---------- Data excerpts ----------

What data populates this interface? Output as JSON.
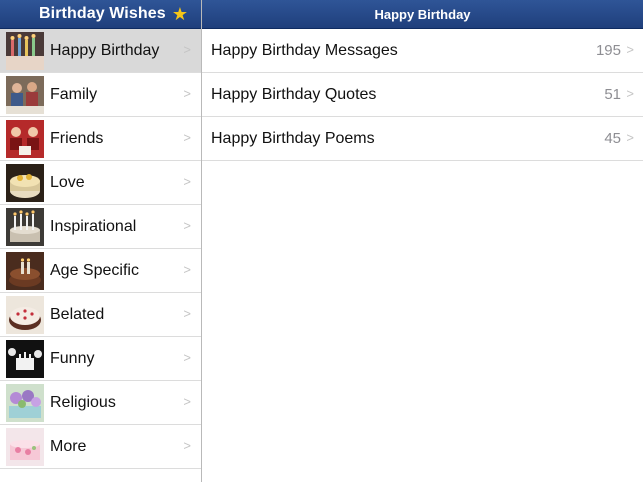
{
  "sidebar": {
    "title": "Birthday Wishes",
    "star_icon": "star-icon",
    "accent": "#f5c518",
    "items": [
      {
        "label": "Happy Birthday",
        "thumb": "birthday-candles-image",
        "selected": true
      },
      {
        "label": "Family",
        "thumb": "family-photo-image"
      },
      {
        "label": "Friends",
        "thumb": "friends-photo-image"
      },
      {
        "label": "Love",
        "thumb": "love-cake-image"
      },
      {
        "label": "Inspirational",
        "thumb": "candles-cake-image"
      },
      {
        "label": "Age Specific",
        "thumb": "age-cake-image"
      },
      {
        "label": "Belated",
        "thumb": "belated-cake-image"
      },
      {
        "label": "Funny",
        "thumb": "funny-cartoon-image"
      },
      {
        "label": "Religious",
        "thumb": "flower-cake-image"
      },
      {
        "label": "More",
        "thumb": "pink-cake-image"
      }
    ]
  },
  "detail": {
    "title": "Happy Birthday",
    "items": [
      {
        "label": "Happy Birthday Messages",
        "count": "195"
      },
      {
        "label": "Happy Birthday Quotes",
        "count": "51"
      },
      {
        "label": "Happy Birthday Poems",
        "count": "45"
      }
    ]
  },
  "colors": {
    "navbar": "#2a4e8f",
    "selected_row": "#d9d9d9",
    "count_text": "#8e8e93"
  }
}
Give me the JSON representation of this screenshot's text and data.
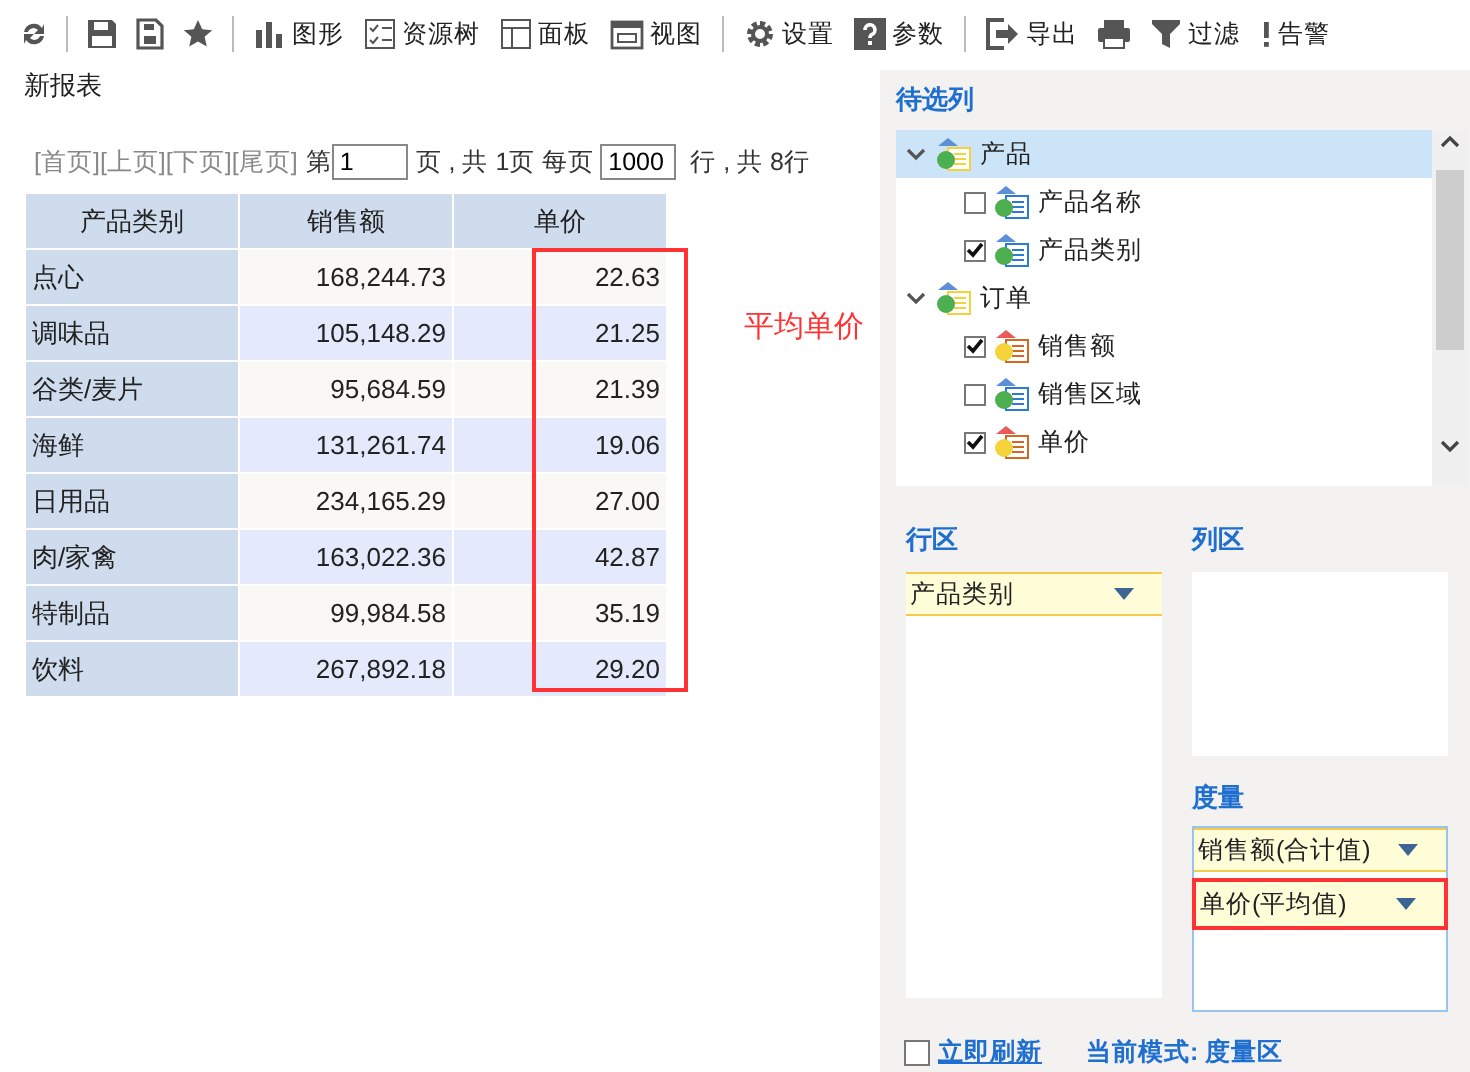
{
  "toolbar": [
    {
      "label": "图形"
    },
    {
      "label": "资源树"
    },
    {
      "label": "面板"
    },
    {
      "label": "视图"
    },
    {
      "label": "设置"
    },
    {
      "label": "参数"
    },
    {
      "label": "导出"
    },
    {
      "label": "过滤"
    },
    {
      "label": "告警"
    }
  ],
  "report": {
    "title": "新报表",
    "pager": {
      "links": [
        {
          "label": "[首页]",
          "disabled": true
        },
        {
          "label": "[上页]",
          "disabled": true
        },
        {
          "label": "[下页]",
          "disabled": true
        },
        {
          "label": "[尾页]",
          "disabled": true
        }
      ],
      "page_prefix": "第",
      "page_value": "1",
      "page_suffix": "页 , 共 1页 每页",
      "rows_value": "1000",
      "rows_suffix": "行 , 共 8行"
    },
    "table": {
      "columns": [
        "产品类别",
        "销售额",
        "单价"
      ],
      "rows": [
        [
          "点心",
          "168,244.73",
          "22.63"
        ],
        [
          "调味品",
          "105,148.29",
          "21.25"
        ],
        [
          "谷类/麦片",
          "95,684.59",
          "21.39"
        ],
        [
          "海鲜",
          "131,261.74",
          "19.06"
        ],
        [
          "日用品",
          "234,165.29",
          "27.00"
        ],
        [
          "肉/家禽",
          "163,022.36",
          "42.87"
        ],
        [
          "特制品",
          "99,984.58",
          "35.19"
        ],
        [
          "饮料",
          "267,892.18",
          "29.20"
        ]
      ]
    },
    "annotation": "平均单价"
  },
  "panel": {
    "candidates_title": "待选列",
    "tree": [
      {
        "label": "产品",
        "kind": "folder",
        "expanded": true,
        "selected": true,
        "children": [
          {
            "label": "产品名称",
            "kind": "dimension",
            "checked": false,
            "selected": false
          },
          {
            "label": "产品类别",
            "kind": "dimension",
            "checked": true,
            "selected": false
          }
        ]
      },
      {
        "label": "订单",
        "kind": "folder",
        "expanded": true,
        "selected": false,
        "children": [
          {
            "label": "销售额",
            "kind": "measure",
            "checked": true,
            "selected": false
          },
          {
            "label": "销售区域",
            "kind": "dimension",
            "checked": false,
            "selected": false
          },
          {
            "label": "单价",
            "kind": "measure",
            "checked": true,
            "selected": false
          }
        ]
      }
    ],
    "rows_title": "行区",
    "rows": [
      "产品类别"
    ],
    "columns_title": "列区",
    "measures_title": "度量",
    "measures": [
      {
        "label": "销售额(合计值)",
        "highlighted": false
      },
      {
        "label": "单价(平均值)",
        "highlighted": true
      }
    ],
    "auto_refresh": {
      "label": "立即刷新",
      "checked": false
    },
    "mode": "当前模式: 度量区"
  }
}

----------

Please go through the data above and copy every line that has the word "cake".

        "thumb": "love-cake-image"
        "thumb": "candles-cake-image"
        "thumb": "age-cake-image"
        "thumb": "belated-cake-image"
        "thumb": "flower-cake-image"
        "thumb": "pink-cake-image"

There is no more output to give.